(Directions for this task)
Pictures do not belong in the copy; quote every entry below exactly.

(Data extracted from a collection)
++++
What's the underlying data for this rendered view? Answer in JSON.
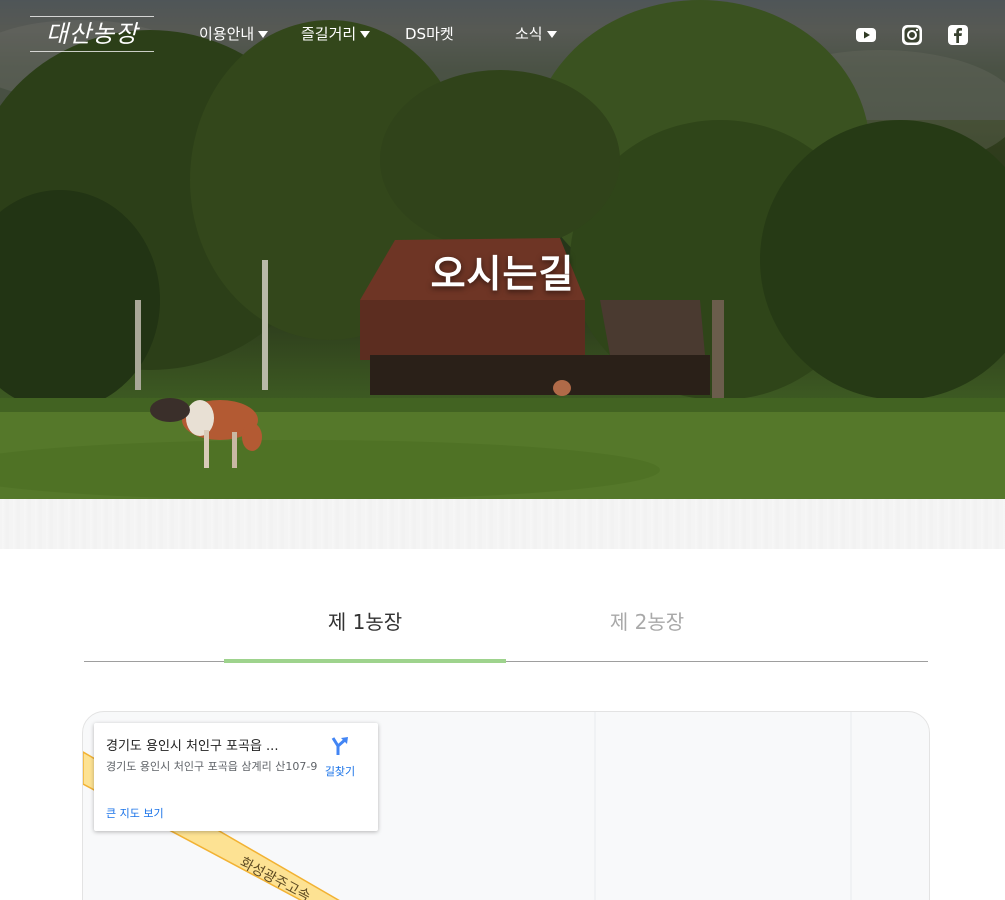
{
  "nav": {
    "logo": "대산농장",
    "menu": [
      {
        "label": "이용안내",
        "has_dropdown": true
      },
      {
        "label": "즐길거리",
        "has_dropdown": true
      },
      {
        "label": "DS마켓",
        "has_dropdown": false
      },
      {
        "label": "소식",
        "has_dropdown": true
      }
    ],
    "social": [
      "youtube-icon",
      "instagram-icon",
      "facebook-icon"
    ]
  },
  "hero": {
    "title": "오시는길"
  },
  "tabs": [
    {
      "label": "제 1농장",
      "active": true
    },
    {
      "label": "제 2농장",
      "active": false
    }
  ],
  "map": {
    "card": {
      "title": "경기도 용인시 처인구 포곡읍 ...",
      "address": "경기도 용인시 처인구 포곡읍 삼계리 산107-9",
      "directions": "길찾기",
      "larger_map": "큰 지도 보기"
    },
    "road_label": "화성광주고속"
  },
  "colors": {
    "tab_active_underline": "#9ed38d",
    "link_blue": "#1a73e8",
    "road_yellow": "#fde293"
  }
}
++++
(Reply)
What's the underlying data for this rendered view? Answer in JSON.
{
  "nav": {
    "logo": "대산농장",
    "menu": [
      {
        "label": "이용안내",
        "has_dropdown": true
      },
      {
        "label": "즐길거리",
        "has_dropdown": true
      },
      {
        "label": "DS마켓",
        "has_dropdown": false
      },
      {
        "label": "소식",
        "has_dropdown": true
      }
    ],
    "social": [
      "youtube-icon",
      "instagram-icon",
      "facebook-icon"
    ]
  },
  "hero": {
    "title": "오시는길"
  },
  "tabs": [
    {
      "label": "제 1농장",
      "active": true
    },
    {
      "label": "제 2농장",
      "active": false
    }
  ],
  "map": {
    "card": {
      "title": "경기도 용인시 처인구 포곡읍 ...",
      "address": "경기도 용인시 처인구 포곡읍 삼계리 산107-9",
      "directions": "길찾기",
      "larger_map": "큰 지도 보기"
    },
    "road_label": "화성광주고속"
  },
  "colors": {
    "tab_active_underline": "#9ed38d",
    "link_blue": "#1a73e8",
    "road_yellow": "#fde293"
  }
}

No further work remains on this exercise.